Hummer H3 - VerdictThe Hummer H3 Adventure model is well-priced and features comprehensive specification, including six airbags, electronic stability control, cruise control, partial electric seat adjustment, radio/CD and air-conditioning. Negatives? Well, yes, there are a few… the fuel consumption is poor and the finish and design of the facia is frankly disappointing. So yes, perhaps the Hummer craze will die down and history may end up recording it as a cynical marketing exercise, but the reality is that there’s real ability underneath the macho exterior. The Hummer H3 is one of the best off-roaders on the market, and the on-road cruising comfort is good, too. It’s worth a test drive, even if you don’t care particularly for its brash looks.

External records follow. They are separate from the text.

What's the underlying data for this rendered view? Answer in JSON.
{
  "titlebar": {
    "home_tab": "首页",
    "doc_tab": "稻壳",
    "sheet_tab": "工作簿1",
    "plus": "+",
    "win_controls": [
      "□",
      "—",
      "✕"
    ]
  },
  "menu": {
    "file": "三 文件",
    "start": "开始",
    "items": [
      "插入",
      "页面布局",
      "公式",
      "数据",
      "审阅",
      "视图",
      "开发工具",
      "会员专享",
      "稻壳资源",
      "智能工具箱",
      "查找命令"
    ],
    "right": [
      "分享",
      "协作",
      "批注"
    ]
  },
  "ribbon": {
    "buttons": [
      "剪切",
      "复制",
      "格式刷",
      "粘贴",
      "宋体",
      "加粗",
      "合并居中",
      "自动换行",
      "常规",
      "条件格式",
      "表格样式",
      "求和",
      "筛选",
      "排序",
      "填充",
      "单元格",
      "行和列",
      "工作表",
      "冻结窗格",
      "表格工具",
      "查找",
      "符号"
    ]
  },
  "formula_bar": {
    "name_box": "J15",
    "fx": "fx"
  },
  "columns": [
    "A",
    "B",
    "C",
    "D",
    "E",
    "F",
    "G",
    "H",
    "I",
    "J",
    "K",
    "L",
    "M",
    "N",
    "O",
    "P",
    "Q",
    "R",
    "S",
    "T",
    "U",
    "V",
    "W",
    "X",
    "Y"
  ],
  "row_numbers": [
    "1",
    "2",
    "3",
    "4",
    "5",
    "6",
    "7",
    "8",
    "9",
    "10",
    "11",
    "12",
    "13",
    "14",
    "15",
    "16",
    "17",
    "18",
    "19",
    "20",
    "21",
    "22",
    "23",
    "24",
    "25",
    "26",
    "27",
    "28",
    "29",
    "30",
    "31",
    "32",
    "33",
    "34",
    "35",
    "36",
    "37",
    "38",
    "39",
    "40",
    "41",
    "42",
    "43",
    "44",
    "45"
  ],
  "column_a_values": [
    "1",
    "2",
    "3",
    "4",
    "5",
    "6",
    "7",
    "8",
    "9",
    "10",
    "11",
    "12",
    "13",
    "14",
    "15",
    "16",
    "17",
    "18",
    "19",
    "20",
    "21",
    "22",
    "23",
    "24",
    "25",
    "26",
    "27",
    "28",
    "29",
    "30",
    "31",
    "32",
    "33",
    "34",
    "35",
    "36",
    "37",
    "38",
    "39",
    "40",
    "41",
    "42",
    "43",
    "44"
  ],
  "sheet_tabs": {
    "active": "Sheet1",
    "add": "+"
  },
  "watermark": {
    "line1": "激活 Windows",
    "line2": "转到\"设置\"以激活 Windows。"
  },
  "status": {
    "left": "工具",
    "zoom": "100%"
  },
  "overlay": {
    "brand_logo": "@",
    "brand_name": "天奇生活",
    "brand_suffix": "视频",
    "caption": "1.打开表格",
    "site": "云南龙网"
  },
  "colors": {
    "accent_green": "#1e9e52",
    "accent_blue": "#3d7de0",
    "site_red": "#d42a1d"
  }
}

- Very macho looks
- Off-road ability
- Cabin spaciousness
- Soft ride
- Fuel consumption
- Wallowing ride
- Facia ergonomics
Engine: 3,7-litre, five-cylinder, petrol
Power: 180 kW @ 5 600 rpm
Torque: 328 Nm @ 4 600 rpm
Transmission: Four-speed automatic
Wheels: 16-inch alloy
Top speed: n/a km/h (160 km/h est)
0-100 km/h: n/a seconds (11,0 sec est.)
Fuel economy: 14,7 litres/100 km
- Mitsubishi Pajero 3,8L V6 GLS LWB Auto: Often ignored, but the Pajero offers a similar blend of petrol power, off-road ability and luxury specification as the Hummer H3, but has the benefit of being a seven-seater. Pricey, though.
- Toyota Landcruiser Prado 4,0 VX Auto: Although the type of person considering the Hummer H3 is probably not going to want the Toyota in the first place, the Prado should not be underestimated. Its 4,0-litre V6 is smoother, similarly powerful, and the specification is broadly comparable, too. But it’s not as good off-road as the Hummer H3. Better on-road, though.
- Jeep Grand Cherokee 5,7L Overland Auto: Another macho American, and this one packs good ‘ol V8 power, a colossal 240 kW of it. Overland specification is also generous (though lacking in airbags) and the all-round off/on-road balance is attractive.